  • Panda, a hardware device that plugs into a car’s OBD-II port, the connector that allows mechanics and others to check the status of systems such as emissions controls. Available now for $88, Panda is “the best universal car interface ever,” according to Hotz, who is fond of superlatives. Its USB and wireless connectivity allow a computer or phone to “talk” to the car’s subsystems “as a first step to make cars self-driving,” he said.
  • Openpilot, open-source self-driving software, available since late November. Hotz said 73 people are using it, including “high-level tinkerers and a few companies,” some of which are building commercial products based on it.
  • Chffr, a dashcam app that lets users record and review their rides, and trains cars to be self-driving by harvesting information that Comma uses to improve Openpilot.
  • Cabana, a website that analyzes data retrieved from the car via Panda and Chffr. Car manufacturers heavily guard such data, allowing only limited access for mechanics, according to Hotz. Cabana and Panda go deeper, he said, “democratizing access to the decoder ring for your car.” The pair would allow someone to build apps that are like Fitbits for a car, tracking things like gear performance, tips for smoother driving and how to save gas on the driver’s commute.

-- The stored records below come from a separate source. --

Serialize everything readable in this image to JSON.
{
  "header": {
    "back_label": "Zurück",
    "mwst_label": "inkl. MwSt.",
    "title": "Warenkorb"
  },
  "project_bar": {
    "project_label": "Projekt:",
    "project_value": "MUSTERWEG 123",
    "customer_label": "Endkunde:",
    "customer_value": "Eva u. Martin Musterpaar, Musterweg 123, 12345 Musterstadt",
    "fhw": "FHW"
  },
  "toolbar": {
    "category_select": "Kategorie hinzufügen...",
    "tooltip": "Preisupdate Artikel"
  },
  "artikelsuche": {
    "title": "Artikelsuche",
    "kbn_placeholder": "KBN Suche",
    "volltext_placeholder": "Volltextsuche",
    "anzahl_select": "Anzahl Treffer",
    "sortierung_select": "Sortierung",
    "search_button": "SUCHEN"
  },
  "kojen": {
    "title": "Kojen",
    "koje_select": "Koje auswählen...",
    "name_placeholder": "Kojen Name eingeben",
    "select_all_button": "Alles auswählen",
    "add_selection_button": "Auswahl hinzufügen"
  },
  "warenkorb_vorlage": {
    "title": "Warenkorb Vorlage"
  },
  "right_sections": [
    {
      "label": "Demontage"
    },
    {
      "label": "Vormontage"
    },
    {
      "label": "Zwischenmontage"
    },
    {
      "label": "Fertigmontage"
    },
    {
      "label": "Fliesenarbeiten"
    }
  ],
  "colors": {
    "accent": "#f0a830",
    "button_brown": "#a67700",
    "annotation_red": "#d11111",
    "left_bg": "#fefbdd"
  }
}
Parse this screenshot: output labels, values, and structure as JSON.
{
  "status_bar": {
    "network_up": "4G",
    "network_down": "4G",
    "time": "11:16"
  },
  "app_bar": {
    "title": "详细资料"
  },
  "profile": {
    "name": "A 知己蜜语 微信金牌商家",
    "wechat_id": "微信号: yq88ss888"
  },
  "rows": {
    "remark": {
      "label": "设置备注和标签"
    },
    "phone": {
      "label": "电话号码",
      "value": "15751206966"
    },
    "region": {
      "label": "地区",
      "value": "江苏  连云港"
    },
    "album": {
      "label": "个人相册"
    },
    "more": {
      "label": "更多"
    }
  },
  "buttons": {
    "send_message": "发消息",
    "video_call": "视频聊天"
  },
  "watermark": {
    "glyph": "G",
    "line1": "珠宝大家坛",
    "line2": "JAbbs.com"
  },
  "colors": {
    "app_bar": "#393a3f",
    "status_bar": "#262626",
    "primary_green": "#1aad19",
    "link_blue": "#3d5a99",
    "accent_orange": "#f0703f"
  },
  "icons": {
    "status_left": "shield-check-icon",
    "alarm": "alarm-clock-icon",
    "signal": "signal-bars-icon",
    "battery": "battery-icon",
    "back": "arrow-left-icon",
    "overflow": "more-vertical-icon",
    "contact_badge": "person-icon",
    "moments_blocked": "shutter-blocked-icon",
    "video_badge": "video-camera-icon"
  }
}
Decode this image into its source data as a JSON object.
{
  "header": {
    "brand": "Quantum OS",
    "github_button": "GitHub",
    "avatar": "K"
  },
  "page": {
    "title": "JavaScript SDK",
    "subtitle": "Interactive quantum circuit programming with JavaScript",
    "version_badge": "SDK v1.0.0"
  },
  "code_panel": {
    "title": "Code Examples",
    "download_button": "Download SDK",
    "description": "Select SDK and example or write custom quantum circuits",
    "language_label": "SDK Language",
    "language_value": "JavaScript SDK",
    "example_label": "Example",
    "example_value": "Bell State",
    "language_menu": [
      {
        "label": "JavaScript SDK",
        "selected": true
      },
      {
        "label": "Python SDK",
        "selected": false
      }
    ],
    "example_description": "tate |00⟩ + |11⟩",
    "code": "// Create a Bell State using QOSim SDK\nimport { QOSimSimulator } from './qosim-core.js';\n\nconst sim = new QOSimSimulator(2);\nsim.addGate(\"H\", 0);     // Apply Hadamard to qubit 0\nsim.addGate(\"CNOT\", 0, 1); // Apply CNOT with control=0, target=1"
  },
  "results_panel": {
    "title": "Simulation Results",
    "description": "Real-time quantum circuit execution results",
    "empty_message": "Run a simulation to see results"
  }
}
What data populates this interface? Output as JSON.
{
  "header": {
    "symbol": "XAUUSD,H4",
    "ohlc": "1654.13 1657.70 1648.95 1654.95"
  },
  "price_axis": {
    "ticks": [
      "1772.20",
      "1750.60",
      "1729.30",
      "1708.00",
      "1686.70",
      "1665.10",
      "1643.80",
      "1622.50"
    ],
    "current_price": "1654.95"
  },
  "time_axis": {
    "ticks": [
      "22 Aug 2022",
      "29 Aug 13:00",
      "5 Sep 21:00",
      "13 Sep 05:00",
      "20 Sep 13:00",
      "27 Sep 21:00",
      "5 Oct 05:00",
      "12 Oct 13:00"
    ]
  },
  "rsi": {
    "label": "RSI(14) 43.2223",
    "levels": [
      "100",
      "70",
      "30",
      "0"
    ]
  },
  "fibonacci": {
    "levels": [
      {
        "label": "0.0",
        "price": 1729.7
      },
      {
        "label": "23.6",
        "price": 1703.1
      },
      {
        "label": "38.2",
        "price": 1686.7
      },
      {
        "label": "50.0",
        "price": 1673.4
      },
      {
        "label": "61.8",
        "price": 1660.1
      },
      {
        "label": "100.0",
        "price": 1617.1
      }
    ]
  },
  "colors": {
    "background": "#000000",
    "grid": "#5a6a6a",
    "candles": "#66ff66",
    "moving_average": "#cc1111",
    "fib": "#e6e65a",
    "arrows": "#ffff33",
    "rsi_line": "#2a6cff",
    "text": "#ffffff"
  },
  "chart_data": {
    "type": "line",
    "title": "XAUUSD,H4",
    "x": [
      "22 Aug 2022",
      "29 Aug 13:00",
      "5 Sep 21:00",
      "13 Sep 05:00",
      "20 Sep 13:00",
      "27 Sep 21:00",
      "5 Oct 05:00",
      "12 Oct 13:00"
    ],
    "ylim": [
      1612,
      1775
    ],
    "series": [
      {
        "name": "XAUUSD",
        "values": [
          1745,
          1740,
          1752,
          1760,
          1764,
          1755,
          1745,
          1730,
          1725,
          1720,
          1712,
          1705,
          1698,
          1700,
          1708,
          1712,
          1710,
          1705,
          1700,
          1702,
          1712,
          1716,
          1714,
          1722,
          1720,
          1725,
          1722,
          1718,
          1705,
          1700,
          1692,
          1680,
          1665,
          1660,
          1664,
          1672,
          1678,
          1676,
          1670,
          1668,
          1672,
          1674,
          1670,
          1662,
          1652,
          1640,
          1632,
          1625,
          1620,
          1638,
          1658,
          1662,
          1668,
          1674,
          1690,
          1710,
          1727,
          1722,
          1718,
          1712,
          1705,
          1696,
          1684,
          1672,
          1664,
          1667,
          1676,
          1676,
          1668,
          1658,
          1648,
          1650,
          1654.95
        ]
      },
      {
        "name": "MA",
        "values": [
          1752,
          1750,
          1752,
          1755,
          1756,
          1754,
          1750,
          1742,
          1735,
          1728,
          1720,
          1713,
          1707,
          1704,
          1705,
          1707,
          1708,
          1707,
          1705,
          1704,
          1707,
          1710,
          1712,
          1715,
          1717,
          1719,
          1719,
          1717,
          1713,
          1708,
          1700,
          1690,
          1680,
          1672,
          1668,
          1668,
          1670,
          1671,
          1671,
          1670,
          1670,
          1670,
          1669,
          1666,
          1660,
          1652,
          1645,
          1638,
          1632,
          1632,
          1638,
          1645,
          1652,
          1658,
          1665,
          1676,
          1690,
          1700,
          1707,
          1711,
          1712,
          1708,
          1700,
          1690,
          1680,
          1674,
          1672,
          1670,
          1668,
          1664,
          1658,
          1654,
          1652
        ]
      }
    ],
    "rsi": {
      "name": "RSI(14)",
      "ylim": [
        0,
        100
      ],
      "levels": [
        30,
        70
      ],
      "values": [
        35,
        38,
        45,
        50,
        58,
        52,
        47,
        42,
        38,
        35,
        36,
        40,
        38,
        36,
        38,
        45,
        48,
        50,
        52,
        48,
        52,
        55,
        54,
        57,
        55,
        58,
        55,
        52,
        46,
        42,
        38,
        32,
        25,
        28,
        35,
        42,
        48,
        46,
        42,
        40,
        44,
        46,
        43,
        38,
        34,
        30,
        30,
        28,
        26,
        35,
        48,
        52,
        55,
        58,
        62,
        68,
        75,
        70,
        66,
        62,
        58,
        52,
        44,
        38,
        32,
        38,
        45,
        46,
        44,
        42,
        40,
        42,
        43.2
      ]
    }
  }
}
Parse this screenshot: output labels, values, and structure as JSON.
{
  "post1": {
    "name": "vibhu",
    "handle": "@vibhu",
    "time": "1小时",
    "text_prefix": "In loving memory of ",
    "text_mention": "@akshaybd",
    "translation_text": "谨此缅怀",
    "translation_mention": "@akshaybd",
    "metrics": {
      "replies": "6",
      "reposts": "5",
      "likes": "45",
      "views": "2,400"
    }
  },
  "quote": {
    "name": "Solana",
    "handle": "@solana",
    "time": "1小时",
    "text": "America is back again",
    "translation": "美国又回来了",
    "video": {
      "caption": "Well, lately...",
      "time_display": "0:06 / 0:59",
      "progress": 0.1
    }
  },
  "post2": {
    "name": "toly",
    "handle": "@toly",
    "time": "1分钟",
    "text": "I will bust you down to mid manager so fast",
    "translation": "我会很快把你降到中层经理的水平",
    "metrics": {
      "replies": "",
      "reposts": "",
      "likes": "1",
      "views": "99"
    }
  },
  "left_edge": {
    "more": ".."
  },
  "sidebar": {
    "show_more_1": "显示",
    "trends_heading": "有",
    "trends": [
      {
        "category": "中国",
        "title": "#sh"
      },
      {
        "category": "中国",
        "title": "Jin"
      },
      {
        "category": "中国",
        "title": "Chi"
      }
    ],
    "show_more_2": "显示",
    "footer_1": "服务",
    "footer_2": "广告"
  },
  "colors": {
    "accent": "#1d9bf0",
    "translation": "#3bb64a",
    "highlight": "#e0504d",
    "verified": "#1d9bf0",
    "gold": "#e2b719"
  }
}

Andrew Barnett, a business analyst for a software company, uses Comma’s technology for semiautonomy on his daily highway commute in Dallas and said it’s been an “amazing” experience.

Barnett bought a $1,000 product from a company called Neodriven that packaged Comma’s components into a plug-and-play kit. After a couple of hours of installation, the kit controlled the car’s adaptive cruise control and lane keeping. His 2016 Honda Civic already had those features, but he said the Comma ones are much better.

“The adaptive cruise control from Honda Sensing is almost embarrassing in bumper-to-bumper traffic; it drives like a 16-year-old just learning,” he said. The Comma/Neodriven technology “is far more smooth; there’s not as many gaps, and you don’t constantly have cars weaving in and out.

Elliot Katz, an attorney who leads DLA Piper’s connected and autonomous vehicle group, said he thinks letting innovators like Comma compete in the marketplace will ultimately result in safer cars.

“Just as everyone has a choice about what car they buy, we should also have a choice in what automated technology we decide to use,” he said. “If a startup offers a product that can save lives and make safer cars, everyone should be in favor of that.”

Comma has $3.1 million in seed funding raised a year ago from VC firm Andreessen Horowitz. Hotz said he has half the money left, thanks to running a lean operation, spending less than $10,000 a month to rent the three-story St. Francis Wood house, for instance.

The basement and garage are stocked with tools such as a circuit board maker, laser cutter and four 3-D printers. In the driveway, an engineer peered under the hood of a white Acura that’s rigged with Comma’s technology.

Long-term, the company’s business model is to work with insurance companies, all of which would appreciate technology to reduce accidents, Hotz said, without giving specifics.

For Panda, his target is modest: selling a thousand or so units over the next couple of months.

“This is less about giving you a spoon-fed experience, and more about you getting this to explore your car and see what’s possible,” Hotz said.

Then he waxed more hyperbolic. “Our company mission is to build and ship the world’s first superhuman driving agent, software that drives your car,” he said.

©2017 the San Francisco Chronicle. Distributed by Tribune Content Agency, LLC.